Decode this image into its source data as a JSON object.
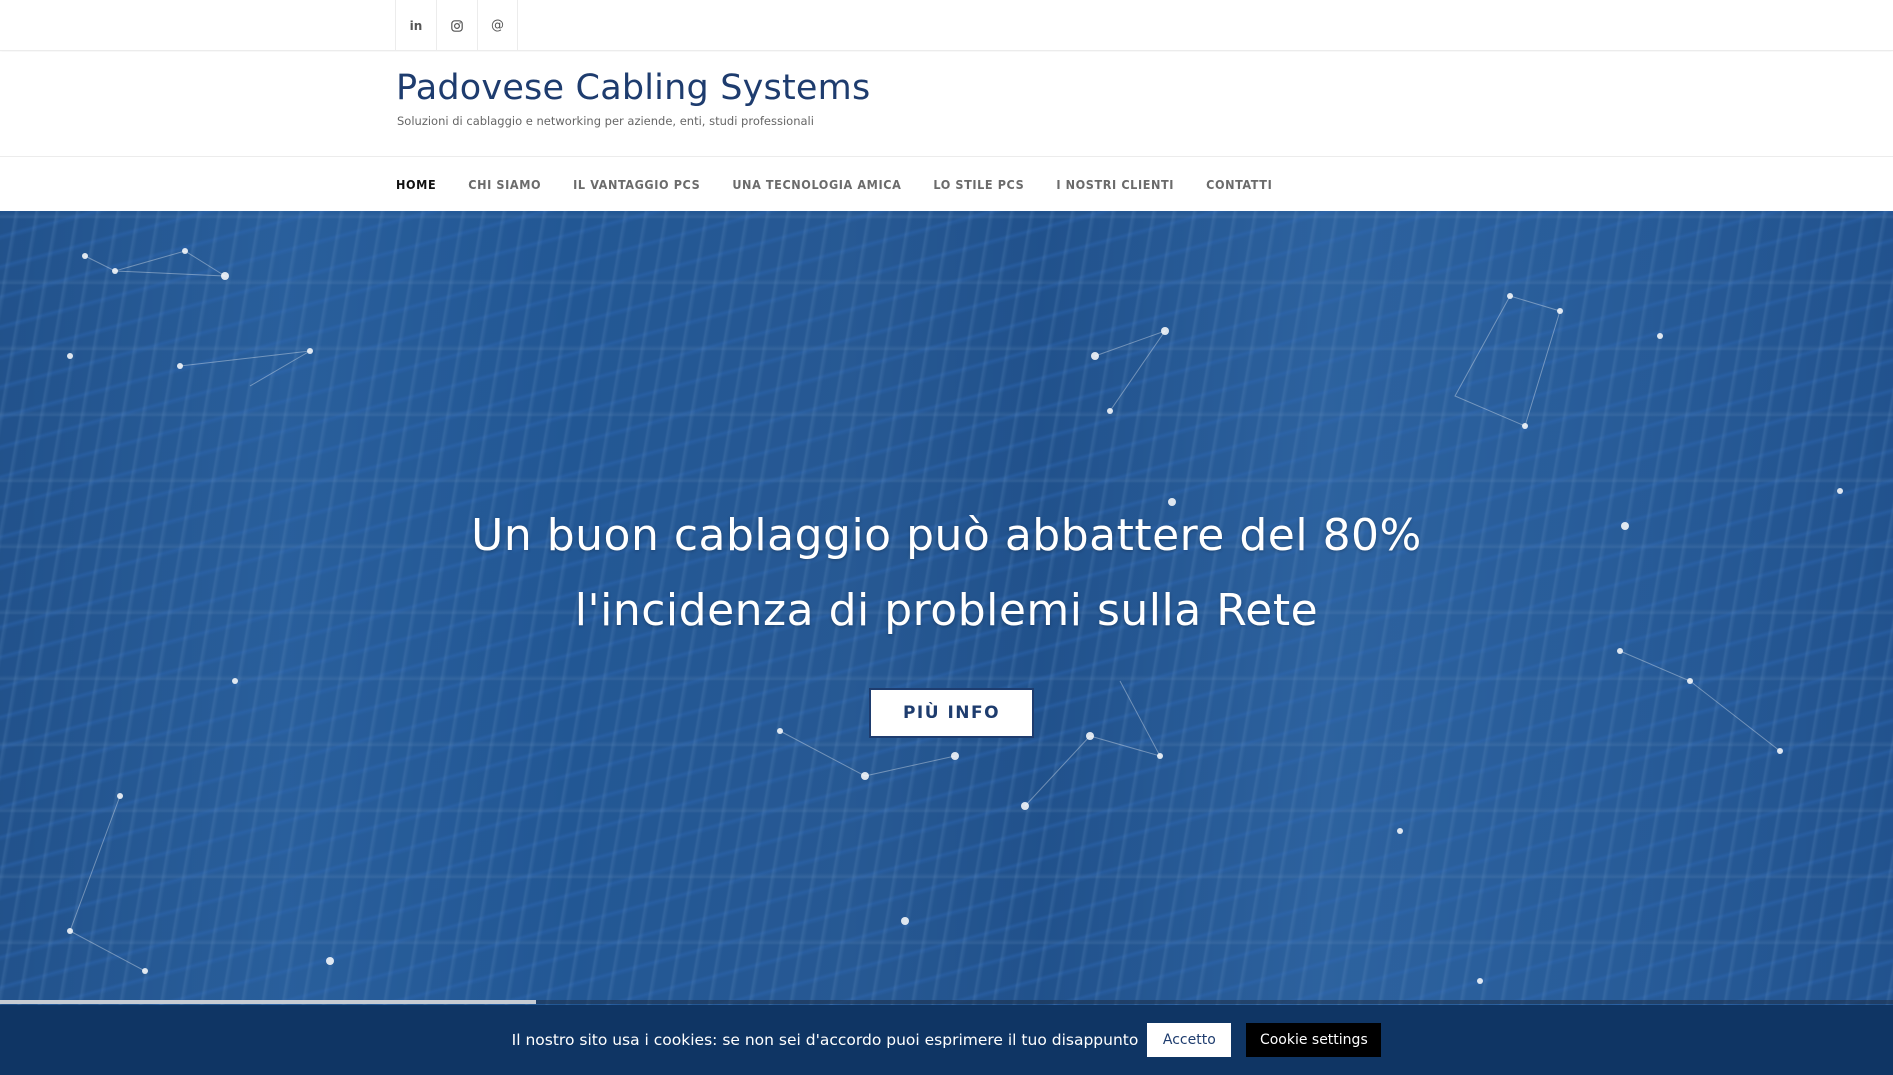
{
  "social": [
    {
      "name": "linkedin-icon",
      "glyph": "in"
    },
    {
      "name": "instagram-icon",
      "glyph": ""
    },
    {
      "name": "email-icon",
      "glyph": "@"
    }
  ],
  "site": {
    "title": "Padovese Cabling Systems",
    "tagline": "Soluzioni di cablaggio e networking per aziende, enti, studi professionali"
  },
  "menu": {
    "items": [
      {
        "label": "HOME",
        "active": true
      },
      {
        "label": "CHI SIAMO"
      },
      {
        "label": "IL VANTAGGIO PCS"
      },
      {
        "label": "UNA TECNOLOGIA AMICA"
      },
      {
        "label": "LO STILE PCS"
      },
      {
        "label": "I NOSTRI CLIENTI"
      },
      {
        "label": "CONTATTI"
      }
    ]
  },
  "hero": {
    "title_line1": "Un buon cablaggio può abbattere del 80%",
    "title_line2": "l'incidenza di problemi sulla Rete",
    "button_label": "PIÙ INFO",
    "slide_progress": 0.283
  },
  "cookie": {
    "text": "Il nostro sito usa i cookies: se non sei d'accordo puoi esprimere il tuo disappunto",
    "accept_label": "Accetto",
    "settings_label": "Cookie settings"
  },
  "colors": {
    "brand": "#1e3c6e",
    "cookie_bar": "#0f3564",
    "hero_overlay": "#2661a0"
  }
}
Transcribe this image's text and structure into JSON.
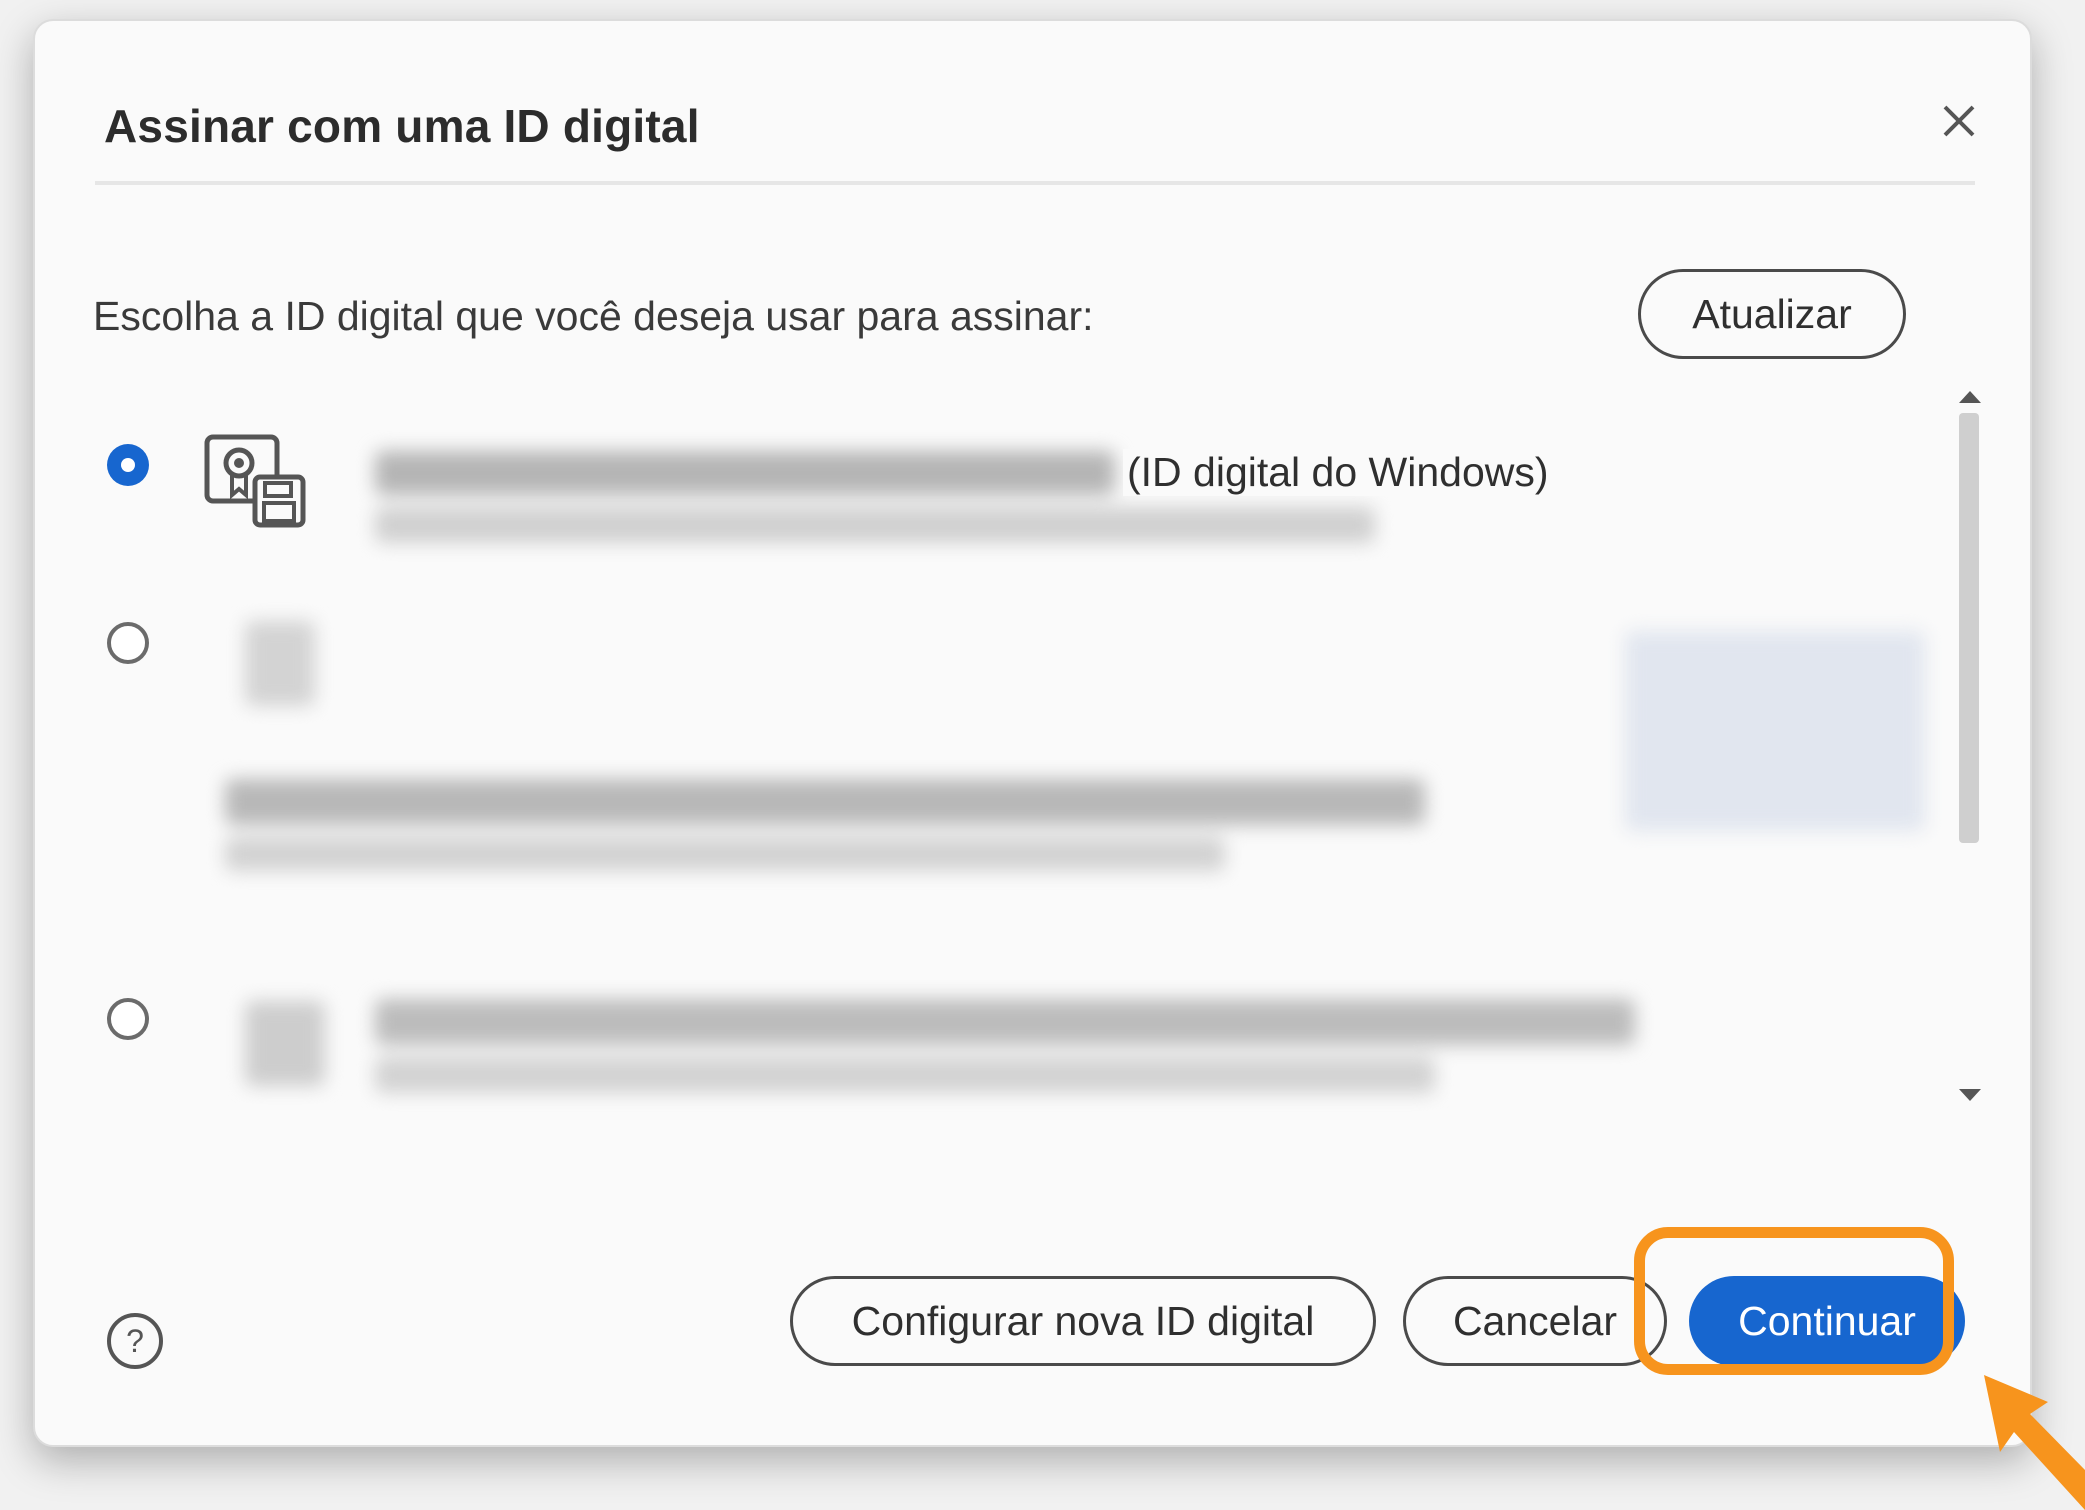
{
  "dialog": {
    "title": "Assinar com uma ID digital",
    "prompt": "Escolha a ID digital que você deseja usar para assinar:",
    "refresh_label": "Atualizar"
  },
  "digital_ids": [
    {
      "selected": true,
      "type_label": "(ID digital do Windows)",
      "icon": "certificate-disk-icon"
    },
    {
      "selected": false,
      "type_label": "",
      "icon": "certificate-icon"
    },
    {
      "selected": false,
      "type_label": "",
      "icon": "certificate-disk-icon"
    }
  ],
  "footer": {
    "configure_label": "Configurar nova ID digital",
    "cancel_label": "Cancelar",
    "continue_label": "Continuar"
  },
  "colors": {
    "primary": "#1766cf",
    "highlight": "#f7941d"
  }
}
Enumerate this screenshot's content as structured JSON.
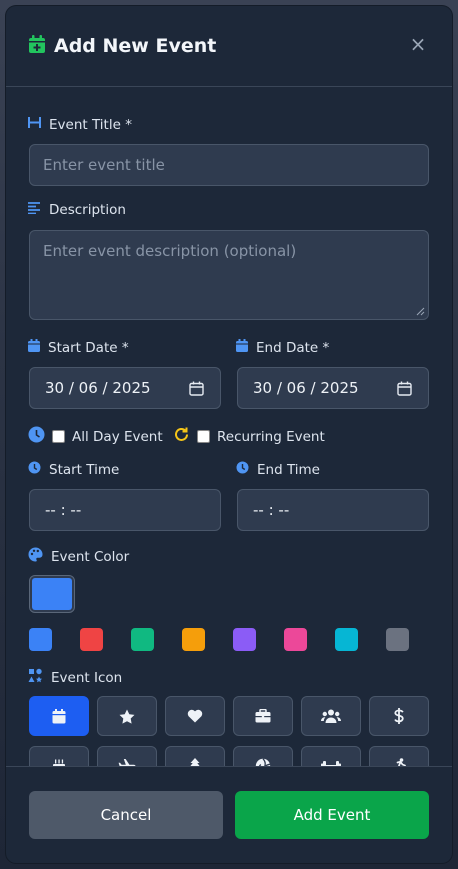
{
  "header": {
    "title": "Add New Event",
    "close_label": "×"
  },
  "fields": {
    "title": {
      "label": "Event Title *",
      "placeholder": "Enter event title"
    },
    "description": {
      "label": "Description",
      "placeholder": "Enter event description (optional)"
    },
    "start_date": {
      "label": "Start Date *",
      "value": "30 / 06 / 2025"
    },
    "end_date": {
      "label": "End Date *",
      "value": "30 / 06 / 2025"
    },
    "all_day": {
      "label": "All Day Event"
    },
    "recurring": {
      "label": "Recurring Event"
    },
    "start_time": {
      "label": "Start Time",
      "value": "-- : --"
    },
    "end_time": {
      "label": "End Time",
      "value": "-- : --"
    },
    "color": {
      "label": "Event Color",
      "selected": "#3b82f6",
      "palette": [
        "#3b82f6",
        "#ef4444",
        "#10b981",
        "#f59e0b",
        "#8b5cf6",
        "#ec4899",
        "#06b6d4",
        "#6b7280"
      ]
    },
    "icon": {
      "label": "Event Icon",
      "icons": [
        "calendar-icon",
        "star-icon",
        "heart-icon",
        "briefcase-icon",
        "users-icon",
        "dollar-icon",
        "birthday-cake-icon",
        "plane-icon",
        "tree-icon",
        "volleyball-icon",
        "dumbbell-icon",
        "running-icon"
      ]
    }
  },
  "footer": {
    "cancel_label": "Cancel",
    "submit_label": "Add Event"
  },
  "colors": {
    "accent": "#1d5ef2",
    "success": "#0aa54a",
    "green_icon": "#22c55e",
    "blue_icon": "#4f95f3",
    "yellow_icon": "#f5c518"
  }
}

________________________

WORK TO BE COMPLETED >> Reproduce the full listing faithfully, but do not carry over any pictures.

YOUR SOLUTION >>
Decode this image into its source data as a JSON object.
{
  "social": [
    {
      "name": "linkedin-icon",
      "glyph": "in"
    },
    {
      "name": "instagram-icon",
      "glyph": ""
    },
    {
      "name": "email-icon",
      "glyph": "@"
    }
  ],
  "site": {
    "title": "Padovese Cabling Systems",
    "tagline": "Soluzioni di cablaggio e networking per aziende, enti, studi professionali"
  },
  "menu": {
    "items": [
      {
        "label": "HOME",
        "active": true
      },
      {
        "label": "CHI SIAMO"
      },
      {
        "label": "IL VANTAGGIO PCS"
      },
      {
        "label": "UNA TECNOLOGIA AMICA"
      },
      {
        "label": "LO STILE PCS"
      },
      {
        "label": "I NOSTRI CLIENTI"
      },
      {
        "label": "CONTATTI"
      }
    ]
  },
  "hero": {
    "title_line1": "Un buon cablaggio può abbattere del 80%",
    "title_line2": "l'incidenza di problemi sulla Rete",
    "button_label": "PIÙ INFO",
    "slide_progress": 0.283
  },
  "cookie": {
    "text": "Il nostro sito usa i cookies: se non sei d'accordo puoi esprimere il tuo disappunto",
    "accept_label": "Accetto",
    "settings_label": "Cookie settings"
  },
  "colors": {
    "brand": "#1e3c6e",
    "cookie_bar": "#0f3564",
    "hero_overlay": "#2661a0"
  }
}
Transcribe this image's text and structure into JSON.
{
  "dialog": {
    "title": "Assinar com uma ID digital",
    "prompt": "Escolha a ID digital que você deseja usar para assinar:",
    "refresh_label": "Atualizar"
  },
  "digital_ids": [
    {
      "selected": true,
      "type_label": "(ID digital do Windows)",
      "icon": "certificate-disk-icon"
    },
    {
      "selected": false,
      "type_label": "",
      "icon": "certificate-icon"
    },
    {
      "selected": false,
      "type_label": "",
      "icon": "certificate-disk-icon"
    }
  ],
  "footer": {
    "configure_label": "Configurar nova ID digital",
    "cancel_label": "Cancelar",
    "continue_label": "Continuar"
  },
  "colors": {
    "primary": "#1766cf",
    "highlight": "#f7941d"
  }
}
Enumerate this screenshot's content as structured JSON.
{
  "header": {
    "title": "Add New Event",
    "close_label": "×"
  },
  "fields": {
    "title": {
      "label": "Event Title *",
      "placeholder": "Enter event title"
    },
    "description": {
      "label": "Description",
      "placeholder": "Enter event description (optional)"
    },
    "start_date": {
      "label": "Start Date *",
      "value": "30 / 06 / 2025"
    },
    "end_date": {
      "label": "End Date *",
      "value": "30 / 06 / 2025"
    },
    "all_day": {
      "label": "All Day Event"
    },
    "recurring": {
      "label": "Recurring Event"
    },
    "start_time": {
      "label": "Start Time",
      "value": "-- : --"
    },
    "end_time": {
      "label": "End Time",
      "value": "-- : --"
    },
    "color": {
      "label": "Event Color",
      "selected": "#3b82f6",
      "palette": [
        "#3b82f6",
        "#ef4444",
        "#10b981",
        "#f59e0b",
        "#8b5cf6",
        "#ec4899",
        "#06b6d4",
        "#6b7280"
      ]
    },
    "icon": {
      "label": "Event Icon",
      "icons": [
        "calendar-icon",
        "star-icon",
        "heart-icon",
        "briefcase-icon",
        "users-icon",
        "dollar-icon",
        "birthday-cake-icon",
        "plane-icon",
        "tree-icon",
        "volleyball-icon",
        "dumbbell-icon",
        "running-icon"
      ]
    }
  },
  "footer": {
    "cancel_label": "Cancel",
    "submit_label": "Add Event"
  },
  "colors": {
    "accent": "#1d5ef2",
    "success": "#0aa54a",
    "green_icon": "#22c55e",
    "blue_icon": "#4f95f3",
    "yellow_icon": "#f5c518"
  }
}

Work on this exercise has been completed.